WELCOME GUEST  |  LOG IN
hamptons local events, express news group
27east.com

Story - News

Feb 5, 2016 10:27 AMPublication: The Southampton Press

Planning Commision Applies Brakes To Southampton Village Sewer Project; Discussion Will Resume After Studies Are Finished

Southampton Village Planning Commission Chairmain Paul Travis said public discussions of the sewer district proposal at its monthly meetings will resume sometime during the summer.
Feb 8, 2016 5:11 PM

Southampton Village officials are going to take a break from discussing a proposed sewer district as they await the results of a study of Lake Agawam, as well as the completion of an environmental review of the project.

Members of the Village Planning Commission, who are overseeing the proposal at the moment, had originally planned to move forward with the plan in early January but opted to apply the brakes instead, pointing to the number of comments raised by concerned residents—including those both for and against the project.

At a meeting of the Planning Commission last Thursday night, February 4, Chairman Paul Travis said the commission would wait until Dr. Christopher Gobler, a marine science professor at Stony Brook University, finished a study on Lake Agawam before continuing with any public discussion on the proposal at its monthly meetings. Dr. Gobler’s study is expected to determine the lake’s nitrogen-loading levels, along with where that nutrient, already present in the water body, specifically comes from.

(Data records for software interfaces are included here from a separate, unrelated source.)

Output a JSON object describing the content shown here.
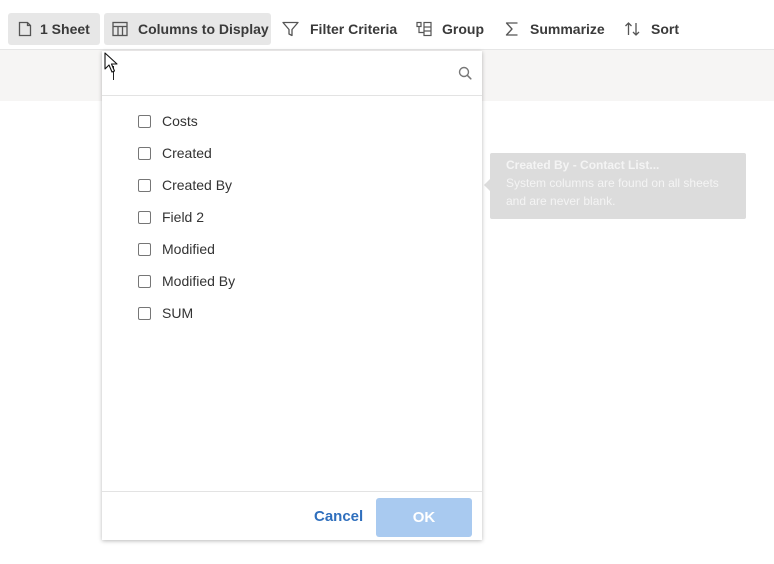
{
  "toolbar": {
    "items": [
      {
        "label": "1 Sheet",
        "icon": "sheet-icon",
        "active": true
      },
      {
        "label": "Columns to Display",
        "icon": "columns-icon",
        "active": true
      },
      {
        "label": "Filter Criteria",
        "icon": "filter-icon",
        "active": false
      },
      {
        "label": "Group",
        "icon": "group-icon",
        "active": false
      },
      {
        "label": "Summarize",
        "icon": "sigma-icon",
        "active": false
      },
      {
        "label": "Sort",
        "icon": "sort-icon",
        "active": false
      }
    ]
  },
  "columns_dropdown": {
    "search": {
      "value": "",
      "placeholder": ""
    },
    "columns": [
      {
        "label": "Costs",
        "checked": false
      },
      {
        "label": "Created",
        "checked": false
      },
      {
        "label": "Created By",
        "checked": false
      },
      {
        "label": "Field 2",
        "checked": false
      },
      {
        "label": "Modified",
        "checked": false
      },
      {
        "label": "Modified By",
        "checked": false
      },
      {
        "label": "SUM",
        "checked": false
      }
    ],
    "cancel_label": "Cancel",
    "ok_label": "OK"
  },
  "tooltip": {
    "title": "Created By - Contact List...",
    "body": "System columns are found on all sheets and are never blank."
  },
  "colors": {
    "accent": "#2f6fbd",
    "ok_disabled": "#a9caf0",
    "toolbar_active": "#e7e7e7",
    "tooltip_bg": "#dcdcdc"
  }
}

Additionally, Mr. Travis said the commission would also like to wait until an environmental review of the project under the State Environmental Quality Review Act, or SEQRA, which is being conducted by Cameron Engineering & Associates, is completed.

He noted that he expects both studies to be ready sometime during the summer.

“The last two meetings we had, there was an extensive amount of public comment on the proposed map and plan. And as we said at the end of, I think, the last meeting, we want to take it slow and carefully to make sure everyone really, really understands what we’re trying to do, and see if we can reach some type of consensus,” Mr. Travis said. “We also want to make certain there is a full environmental review of the impacts of the sewer before we come back for further discussion.”

You've read 1 of 7 free articles this month.

Already a subscriber? Sign in